The best thing about this article is the comments. I weep for American literacy. We have become a country of idiots!
I laughed until I cried.
Shalom! This is the ONLY COMMENT I REPLIED TO, and here’s why. When someone makes me laugh, I find it a necessary thing to let them know what they’ve done for me… in this case, compared to what an entire article, and all the other comments had not done. So, I sincerely thank you for your sense of humor, and willingness to share with others! Laughing is so seriously necessary for me, I suffer debilitating chronic lumbar pain (post operative level type) and often refer myself, to daily major sessions of deep belly laughter, and also professional singing, my passion, and major talent, as diversions from pain. Although, laughter is different from all other forms of expression, because I can control it to a large extent, and my rule of thumb is, when I’m in pain, NOT to hinder my reaction, but put myself in the frame of reference, telling myself, this is a deeply funny, and the source I use, I already know its effect within my heart, so I cut loose and hoot, woot and cackle! Laughter is like a medicine, making the heart cheerful, uplifted, and the benefit; exchanging pain for JOY! After 22+ years of chronic pain, I’ve learned the secret to continuing life with a measure of happiness and being upright on this planet… LAUGH, AND OFTEN, TOO!
What’s really killing americans in each state? Not the reasons listed, the article doesn’t support the title, just the opposite. I don’t find the information totally irrelevant, it’s somewhat interesting, if it wasn’t for the misleading title. I don’t know whether the author or the editor is at fault, but poor journalism.
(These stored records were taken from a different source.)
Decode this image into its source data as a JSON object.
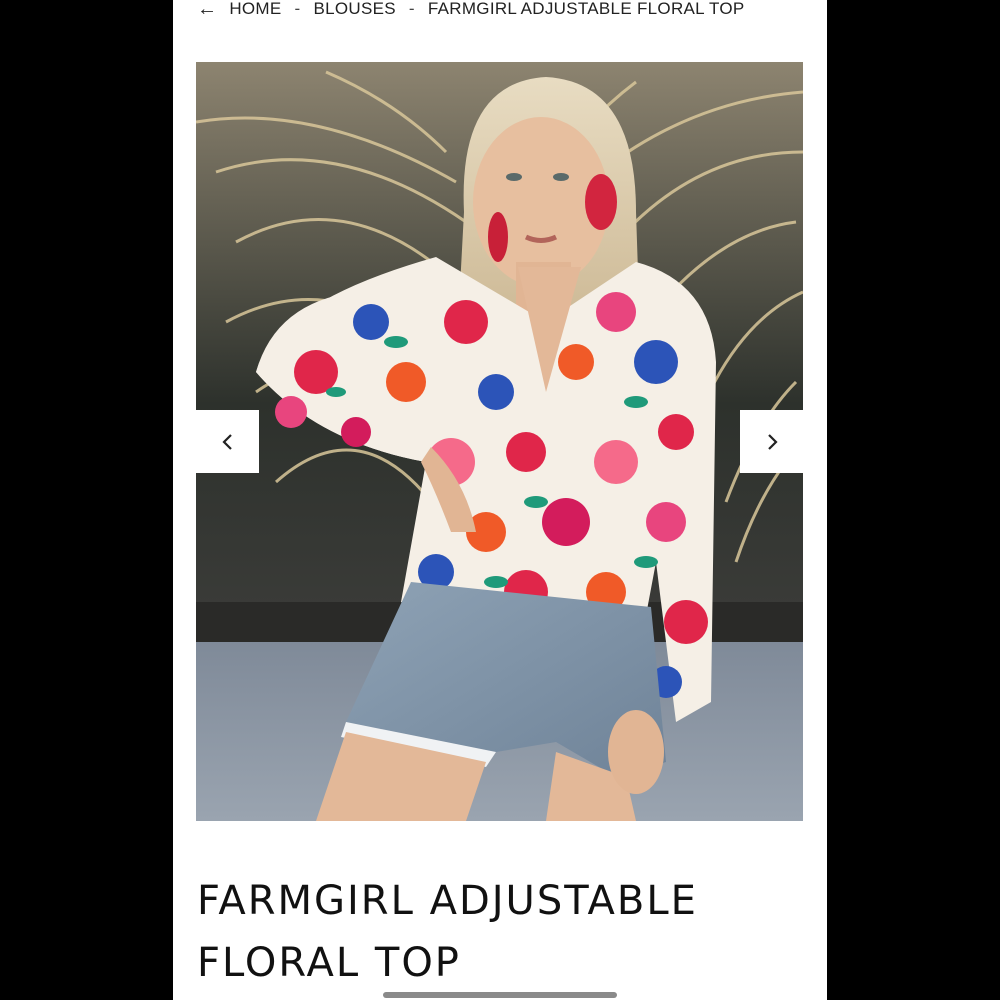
{
  "breadcrumb": {
    "back_icon": "arrow-left-icon",
    "items": [
      "HOME",
      "BLOUSES",
      "FARMGIRL ADJUSTABLE FLORAL TOP"
    ],
    "separator": "-"
  },
  "gallery": {
    "prev_icon": "chevron-left-icon",
    "next_icon": "chevron-right-icon"
  },
  "product": {
    "title_line1": "FARMGIRL ADJUSTABLE",
    "title_line2": "FLORAL TOP"
  }
}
This article should be titled ” the most distinctive cause of death in each state” if I understand what you are saying Daniel. The title infers that there these death categories are killing Americans at significant levels which does not appear to be true.